Is eating meat a free choice?
Imagine your close friend made you a delicious looking burger. Excited, you take a big bite and are instantly amazed by the flavour. Blown away, you ask them what their secret ingredient is and they calmly tell you “The patty is made from well-seasoned golden retriever meat.” Chances are that what you once thought of as tantalising food, you now perceive as disgusting and instead of seeing an object, you now see a dead animal.
Enter psychologist Dr Melanie Joy.
Tasty or tasteless? Image credit: Niklas Rhose via Unsplash
When Dr Joy was a child, like many of us, she had an inseparable bond with her family dog, Fritz. As a teenager she fell sick to a bacterial infection after eating a hamburger contaminated with Campylobacter. This experience turned her off meat, but more importantly gave her pause to consider that the animals she had been eating her entire life were no different to her much loved puppy, Fritz. Like many of us, why hadn’t she made this connection before? This revelation inspired her to spend the next few decades studying the psychology of why humans view some animals as food and others as friends.
It is often cited that veganism is underpinned by an ideology; a set of ideas, beliefs and principles. But the consumption of animals is seen as normal, natural and necessary, and most people who consume animals wouldn’t argue that there is any belief system underpinning their decisions, that their actions are just a given. The findings of Dr Joy’s research illustrates that the decision to eat animals is actually part of an invisible ideological framework, one which she labels ‘carnism’. Joy argues that the way we perceive animals is almost entirely driven by culture, and that carnism is a dominant ideology, propagated institutionally through government, corporations, the media, schools, religious groups and even our own families.
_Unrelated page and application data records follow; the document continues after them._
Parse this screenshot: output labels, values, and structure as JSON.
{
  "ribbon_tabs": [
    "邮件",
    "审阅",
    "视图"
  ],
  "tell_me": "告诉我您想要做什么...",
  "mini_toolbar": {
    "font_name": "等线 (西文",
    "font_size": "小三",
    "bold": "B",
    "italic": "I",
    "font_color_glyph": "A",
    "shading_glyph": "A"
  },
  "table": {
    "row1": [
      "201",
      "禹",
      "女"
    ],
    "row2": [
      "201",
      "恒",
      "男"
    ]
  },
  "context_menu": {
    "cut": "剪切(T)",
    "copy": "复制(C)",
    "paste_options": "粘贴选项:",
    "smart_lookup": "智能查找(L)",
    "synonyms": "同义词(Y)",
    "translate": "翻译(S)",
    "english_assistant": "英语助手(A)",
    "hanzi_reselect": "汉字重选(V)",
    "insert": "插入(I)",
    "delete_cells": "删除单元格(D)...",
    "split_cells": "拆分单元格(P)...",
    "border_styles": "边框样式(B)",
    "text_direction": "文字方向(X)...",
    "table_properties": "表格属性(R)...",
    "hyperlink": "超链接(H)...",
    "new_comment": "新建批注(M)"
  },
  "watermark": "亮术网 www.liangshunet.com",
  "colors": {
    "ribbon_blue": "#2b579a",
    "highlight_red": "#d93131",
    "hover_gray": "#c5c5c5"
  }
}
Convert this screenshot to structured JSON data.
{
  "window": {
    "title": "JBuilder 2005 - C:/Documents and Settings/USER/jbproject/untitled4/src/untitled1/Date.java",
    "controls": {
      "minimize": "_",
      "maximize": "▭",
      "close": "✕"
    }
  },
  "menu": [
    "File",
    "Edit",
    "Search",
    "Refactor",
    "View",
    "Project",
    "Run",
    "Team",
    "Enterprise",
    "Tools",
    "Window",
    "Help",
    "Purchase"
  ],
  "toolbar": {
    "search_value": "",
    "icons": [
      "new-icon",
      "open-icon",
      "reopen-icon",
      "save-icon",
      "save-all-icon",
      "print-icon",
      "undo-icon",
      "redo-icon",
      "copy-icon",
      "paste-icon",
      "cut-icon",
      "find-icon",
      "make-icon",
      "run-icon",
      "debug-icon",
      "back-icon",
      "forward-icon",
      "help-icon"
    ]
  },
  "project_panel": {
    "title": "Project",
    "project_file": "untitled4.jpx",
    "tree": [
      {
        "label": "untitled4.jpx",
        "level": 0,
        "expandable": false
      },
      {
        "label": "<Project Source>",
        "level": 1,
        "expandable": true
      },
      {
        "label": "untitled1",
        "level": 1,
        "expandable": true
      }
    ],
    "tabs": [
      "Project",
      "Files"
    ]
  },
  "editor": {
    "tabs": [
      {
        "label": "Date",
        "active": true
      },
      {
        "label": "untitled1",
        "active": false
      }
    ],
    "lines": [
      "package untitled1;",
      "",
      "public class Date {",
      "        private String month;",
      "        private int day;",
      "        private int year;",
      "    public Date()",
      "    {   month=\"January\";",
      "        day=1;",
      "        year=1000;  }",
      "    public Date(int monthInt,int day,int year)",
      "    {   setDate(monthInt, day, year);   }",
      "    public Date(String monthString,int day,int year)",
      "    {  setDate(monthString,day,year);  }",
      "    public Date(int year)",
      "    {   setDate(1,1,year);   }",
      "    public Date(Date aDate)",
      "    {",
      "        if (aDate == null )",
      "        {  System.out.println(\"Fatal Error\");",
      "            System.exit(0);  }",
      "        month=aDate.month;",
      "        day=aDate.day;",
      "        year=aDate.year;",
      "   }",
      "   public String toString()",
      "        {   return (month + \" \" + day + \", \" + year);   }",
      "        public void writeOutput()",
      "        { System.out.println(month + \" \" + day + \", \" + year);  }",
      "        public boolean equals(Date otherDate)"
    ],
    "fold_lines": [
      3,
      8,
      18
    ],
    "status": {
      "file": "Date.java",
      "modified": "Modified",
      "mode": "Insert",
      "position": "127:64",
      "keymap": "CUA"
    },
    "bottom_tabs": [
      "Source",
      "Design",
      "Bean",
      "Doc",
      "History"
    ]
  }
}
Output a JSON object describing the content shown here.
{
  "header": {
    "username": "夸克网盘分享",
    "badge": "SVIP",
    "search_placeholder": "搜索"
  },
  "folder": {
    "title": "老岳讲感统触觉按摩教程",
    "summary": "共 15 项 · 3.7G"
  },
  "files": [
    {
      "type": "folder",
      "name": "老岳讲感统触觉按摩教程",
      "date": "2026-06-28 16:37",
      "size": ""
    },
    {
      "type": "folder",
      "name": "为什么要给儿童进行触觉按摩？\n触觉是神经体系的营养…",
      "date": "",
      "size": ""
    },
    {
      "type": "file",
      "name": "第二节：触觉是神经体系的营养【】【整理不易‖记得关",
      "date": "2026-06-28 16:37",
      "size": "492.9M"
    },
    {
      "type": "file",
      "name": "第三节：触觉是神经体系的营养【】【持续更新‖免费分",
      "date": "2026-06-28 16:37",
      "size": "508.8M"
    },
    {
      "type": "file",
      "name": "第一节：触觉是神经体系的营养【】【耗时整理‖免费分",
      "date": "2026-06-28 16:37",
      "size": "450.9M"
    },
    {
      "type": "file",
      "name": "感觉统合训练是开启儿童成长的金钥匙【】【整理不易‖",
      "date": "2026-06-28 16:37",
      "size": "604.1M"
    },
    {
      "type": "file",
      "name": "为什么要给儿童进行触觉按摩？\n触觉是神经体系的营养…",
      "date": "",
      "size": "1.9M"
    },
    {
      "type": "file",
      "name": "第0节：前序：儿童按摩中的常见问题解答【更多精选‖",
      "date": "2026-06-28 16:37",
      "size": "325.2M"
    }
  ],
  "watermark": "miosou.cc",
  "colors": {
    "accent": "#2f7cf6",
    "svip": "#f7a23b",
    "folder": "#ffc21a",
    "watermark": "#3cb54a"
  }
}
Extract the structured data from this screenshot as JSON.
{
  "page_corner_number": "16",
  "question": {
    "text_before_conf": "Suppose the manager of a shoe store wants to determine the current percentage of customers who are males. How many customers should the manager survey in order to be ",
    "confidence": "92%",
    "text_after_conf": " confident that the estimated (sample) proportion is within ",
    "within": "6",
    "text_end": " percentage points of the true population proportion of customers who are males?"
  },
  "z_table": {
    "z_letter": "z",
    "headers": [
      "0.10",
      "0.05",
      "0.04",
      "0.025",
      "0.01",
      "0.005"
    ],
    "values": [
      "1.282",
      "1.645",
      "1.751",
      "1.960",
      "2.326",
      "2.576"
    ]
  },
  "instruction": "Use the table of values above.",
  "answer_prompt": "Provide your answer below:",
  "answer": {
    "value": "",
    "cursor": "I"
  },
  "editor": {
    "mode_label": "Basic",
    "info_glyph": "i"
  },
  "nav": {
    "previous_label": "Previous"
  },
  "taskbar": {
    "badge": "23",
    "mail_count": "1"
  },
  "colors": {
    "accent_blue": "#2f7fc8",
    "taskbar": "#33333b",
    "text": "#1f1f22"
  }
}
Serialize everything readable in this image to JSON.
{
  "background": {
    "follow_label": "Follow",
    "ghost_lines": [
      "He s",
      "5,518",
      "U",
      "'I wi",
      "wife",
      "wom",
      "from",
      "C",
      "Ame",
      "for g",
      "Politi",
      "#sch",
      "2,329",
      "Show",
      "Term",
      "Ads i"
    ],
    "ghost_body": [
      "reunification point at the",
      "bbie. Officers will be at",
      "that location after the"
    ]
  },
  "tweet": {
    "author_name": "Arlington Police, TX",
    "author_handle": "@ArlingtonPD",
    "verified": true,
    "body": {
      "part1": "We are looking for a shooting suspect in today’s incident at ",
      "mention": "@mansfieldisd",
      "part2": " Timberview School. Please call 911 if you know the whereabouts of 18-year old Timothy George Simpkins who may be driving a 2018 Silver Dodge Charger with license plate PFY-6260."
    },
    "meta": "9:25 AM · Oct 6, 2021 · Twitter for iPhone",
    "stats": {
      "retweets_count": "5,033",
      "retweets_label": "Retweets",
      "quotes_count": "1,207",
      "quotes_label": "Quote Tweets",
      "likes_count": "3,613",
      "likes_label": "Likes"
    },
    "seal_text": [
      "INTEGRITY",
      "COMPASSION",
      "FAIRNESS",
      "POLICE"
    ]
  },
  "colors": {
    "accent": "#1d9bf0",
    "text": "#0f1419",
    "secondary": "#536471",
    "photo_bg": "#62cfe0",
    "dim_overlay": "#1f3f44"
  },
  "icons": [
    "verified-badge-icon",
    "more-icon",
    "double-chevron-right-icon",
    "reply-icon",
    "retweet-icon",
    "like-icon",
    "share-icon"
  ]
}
Dr Joy holds that carnism goes against our core values as humans, such as compassion, justice and authenticity. Most people care deeply about animals and their well-being, and don’t support causing unnecessary violence to animals. However, carnism is a violent ideology, which necessarily requires animals to be harmed on our behalf. Joy’s research shows that carnism uses defence mechanisms to distort our thoughts and numb our feelings so that we don’t fully realise what we are doing, which enables us to act in ways we might otherwise avoid.
“Carnistic defenses hide the contradictions between our values and behaviors, so that we unknowingly make exceptions to what we would normally consider unethical.” – Dr Melanie Joy
The primary defence of carnism is denial, which is expressed through invisibility. The ideology itself is invisible and so are its victims. We currently kill approximately 56 billion land animals a year, with a large number of them raised in intensive factory farmed conditions where they are hidden from the public eye. Joy declares “If we deny there is a problem in the first place, we don’t have to do anything about it.” Out of sight, out of mind.
An example of invisibility in the dairy industry comes from the false belief that cows naturally produce milk continuously of their own accord. Like humans, cows only lactate when they have been impregnated and their milk is produced specifically to feed their young. Shockingly cows are repeatedly, forcibly impregnated to make dairy. Because male calves will never grow up to produce milk, they are a seen as a waste product to the industry, so they are separated from their mothers immediately after birth and almost all male calves are killed at several weeks old for most dairy farms. Psychologically, most people abhor veal as a meat, because they perceive it as a dead baby cow, yet they unknowingly supply the veal industry by consuming dairy, because of invisibility.
Our immediate natural desire is to care for most animals. Image credit: Janko Ferlic via Unsplash
The carnistic defence mechanism of justification operates by perpetuating myths which in turn distort perceptions, block feelings and then enable behaviours. For example, the dairy industry heavily promotes the idea that humans need the calcium in cow’s milk for strong bones. In reality calcium is an abundant mineral found in the earth, absorbed by plants and which can be readily digested from plant-based foods. Carnism makes it seem normal and natural that we forcibly impregnate the female of another species, steal her baby and kill it for an unnecessary food item intended for infants (something we might otherwise find morally abhorrent), by promoting a justification through the myth that doing so is necessary for human health. This psychological disconnect was driven home by a PETA campaign which demonstrated that people were disgusted by the idea of drinking dog milk:
Finally, carnism causes cognitive distortions. We use euphemisms like ‘beef’ to refer to cattle, ‘pork’, ‘bacon’ and ‘ham’ to refer to pig flesh and ‘milk’ to describe bovine mammary secretions. These words all act to deindividualise the animal being killed or exploited, and disconnect us from the process, acting to make us perceive the meat in the tray at the supermarket as an object, rather than someone’s body parts. We are influenced by words like ‘free-range’ and ‘humane’ from marketers to appease our innate care for animals and to justify our consumption by distorting our perception of how the animals are actually being treated. Most people wince and feel queasy when witnessing humane slaughter footage.
As Dr Joy summarises, “As long as we remain unaware of how carnism impacts us, we will be unable to make our food choices freely – because without awareness, there is no free choice.” If anything, her research and its findings definitely serves us with some food for thought.